2021 NFL Draft Big Board 26-50: St. Brown offers some exciting physical tools
44. Mac Jones, QB Alabama

If you want a steady, game manager at quarterback then you’ll feel good with Jones as your starting quarterback. He will get over-drafted due to the demand for quarterbacks, but it’s unlikely that he lives up to his draft position. He is an accurate thrower with good touch on deep throws, but lacks some of the arm strength and physical tools desired.

Pro Comp: Kirk Cousins

45. Trevon Moehrig, S TCU

In a weak safety group, Moehrig stands out as the best pure safety. You can line him up in Cover 1 or 3 as a single high safety and have confidence in him playing center field. He gets a little flat-footed in coverage and tries to jump routes which can lead to him get beat deep.

Pro Comp: Justin Simmons

46. Landon Dickerson, IOL Alabama

Dickerson is a nasty, old-school, gritty center who seems to genuinely enjoy hitting other people. If you run a power system, then Dickerson is tailor-made for that style. I do worry about his athleticism and durability, but assuming he passes his medicals, he could become a starter as a rookie.

Pro Comp: Erik McCoy

47. Liam Eichenberg, OT Notre Dame

Left tackles are one of the few premium positions in the NFL. Players who can work there will always have a job. Eichenberg is pretty average across the board, but does all the little things well and is a solid prospect. He’ll never be amongst the league’s best, but should be a solid starter and is good value in the second round.

Pro Comp: Mike McGlinchey

48. Jabril Cox, LB LSU

With the NFL using their nickel (5 DB’s on the field) more than 50% of the time now, you need linebackers who can cover ground and defend tight ends. Cox did a good job going from FCS North Dakota State to FBS LSU in 2020 and proved that he can play in the best conference. His ceiling isn’t as high as others, but his floor makes him an early-round pick.

Pro Comp: Jordan Hicks

49. Alex Leatherwood, OL Alabama

Leatherwood doesn’t excel in any one area.

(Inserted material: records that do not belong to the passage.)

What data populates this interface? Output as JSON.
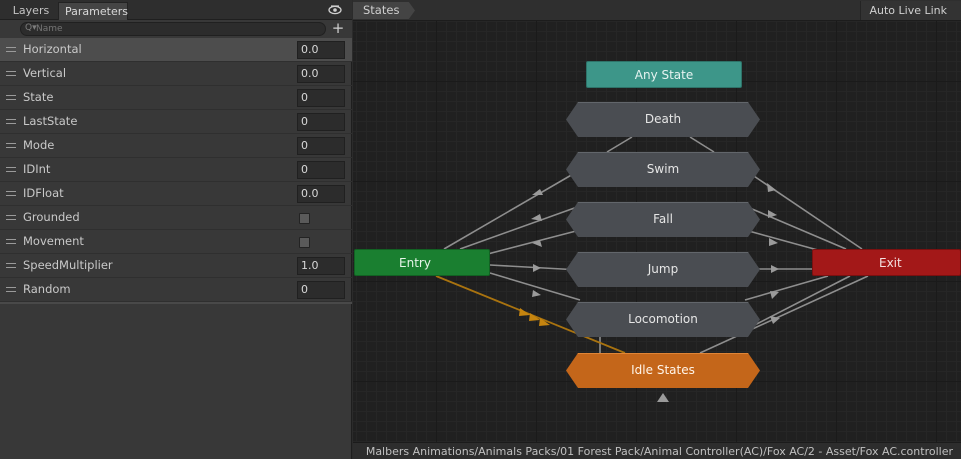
{
  "left_panel": {
    "tabs": [
      {
        "label": "Layers",
        "active": false
      },
      {
        "label": "Parameters",
        "active": true
      }
    ],
    "eye_icon": "eye-icon",
    "search": {
      "prefix": "Q▾",
      "placeholder": "Name"
    },
    "add_label": "+",
    "parameters": [
      {
        "name": "Horizontal",
        "type": "float",
        "value": "0.0",
        "selected": true
      },
      {
        "name": "Vertical",
        "type": "float",
        "value": "0.0"
      },
      {
        "name": "State",
        "type": "int",
        "value": "0"
      },
      {
        "name": "LastState",
        "type": "int",
        "value": "0"
      },
      {
        "name": "Mode",
        "type": "int",
        "value": "0"
      },
      {
        "name": "IDInt",
        "type": "int",
        "value": "0"
      },
      {
        "name": "IDFloat",
        "type": "float",
        "value": "0.0"
      },
      {
        "name": "Grounded",
        "type": "bool",
        "value": false
      },
      {
        "name": "Movement",
        "type": "bool",
        "value": false
      },
      {
        "name": "SpeedMultiplier",
        "type": "float",
        "value": "1.0"
      },
      {
        "name": "Random",
        "type": "int",
        "value": "0"
      }
    ]
  },
  "graph": {
    "breadcrumb": "States",
    "auto_live_link": "Auto Live Link",
    "nodes": {
      "any_state": "Any State",
      "entry": "Entry",
      "exit": "Exit",
      "death": "Death",
      "swim": "Swim",
      "fall": "Fall",
      "jump": "Jump",
      "locomotion": "Locomotion",
      "idle_states": "Idle States"
    },
    "colors": {
      "any_state": "#3d9689",
      "entry": "#1a7f30",
      "exit": "#a31818",
      "state": "#4a4d52",
      "default_state": "#c4661a",
      "default_transition": "#b37a12",
      "transition": "#9a9a9a"
    }
  },
  "status_bar": {
    "path": "Malbers Animations/Animals Packs/01 Forest Pack/Animal Controller(AC)/Fox AC/2 - Asset/Fox AC.controller"
  }
}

That being said, he does a solid job across the board and could play four of the five offensive line positions. That type of versatility is valuable and could help him sneak into the first round.

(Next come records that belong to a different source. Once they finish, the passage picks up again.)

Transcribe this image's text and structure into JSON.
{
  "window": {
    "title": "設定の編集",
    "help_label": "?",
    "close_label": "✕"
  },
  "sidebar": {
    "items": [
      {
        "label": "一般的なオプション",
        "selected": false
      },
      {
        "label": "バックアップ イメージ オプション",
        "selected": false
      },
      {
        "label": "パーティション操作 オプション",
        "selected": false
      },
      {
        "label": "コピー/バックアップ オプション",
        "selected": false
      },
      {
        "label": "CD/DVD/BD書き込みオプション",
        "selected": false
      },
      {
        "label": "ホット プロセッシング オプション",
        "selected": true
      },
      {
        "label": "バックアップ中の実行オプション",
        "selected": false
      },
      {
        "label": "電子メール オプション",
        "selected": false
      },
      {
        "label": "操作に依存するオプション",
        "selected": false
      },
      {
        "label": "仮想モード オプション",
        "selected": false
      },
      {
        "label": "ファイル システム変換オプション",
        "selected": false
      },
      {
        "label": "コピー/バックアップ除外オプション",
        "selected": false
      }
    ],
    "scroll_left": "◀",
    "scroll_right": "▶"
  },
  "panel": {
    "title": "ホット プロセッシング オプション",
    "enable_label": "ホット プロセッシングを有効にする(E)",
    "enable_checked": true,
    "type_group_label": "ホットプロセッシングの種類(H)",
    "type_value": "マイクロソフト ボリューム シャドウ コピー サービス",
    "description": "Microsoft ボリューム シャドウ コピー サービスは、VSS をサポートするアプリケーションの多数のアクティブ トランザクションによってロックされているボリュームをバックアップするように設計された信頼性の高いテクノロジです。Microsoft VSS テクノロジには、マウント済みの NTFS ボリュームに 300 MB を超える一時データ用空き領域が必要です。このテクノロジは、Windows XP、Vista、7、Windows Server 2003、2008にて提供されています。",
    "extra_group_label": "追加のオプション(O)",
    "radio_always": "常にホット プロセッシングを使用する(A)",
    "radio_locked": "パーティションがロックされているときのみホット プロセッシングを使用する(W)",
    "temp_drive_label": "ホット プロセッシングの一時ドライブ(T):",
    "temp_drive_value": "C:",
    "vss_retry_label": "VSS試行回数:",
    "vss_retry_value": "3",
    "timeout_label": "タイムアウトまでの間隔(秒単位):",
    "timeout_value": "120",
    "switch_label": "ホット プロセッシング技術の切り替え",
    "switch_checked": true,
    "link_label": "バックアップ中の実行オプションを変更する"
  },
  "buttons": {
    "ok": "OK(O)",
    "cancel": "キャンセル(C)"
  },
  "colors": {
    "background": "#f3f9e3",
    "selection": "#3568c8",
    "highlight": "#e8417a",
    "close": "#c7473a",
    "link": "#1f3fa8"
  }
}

Pro Comp: Connor Williams

50. Kenneth Gainwell, RB Memphis

Make no mistake about it, Gainwell is as dynamic a player as you’ll see at any level of football. He is undersized, but is a lightning-quick running back who is comfortable splitting out wide and playing receiver. I’m not sure he’ll ever be a huge volume guy, but he’s someone you find ways to give touches to.

Pro Comp: Diet Alvin Kamara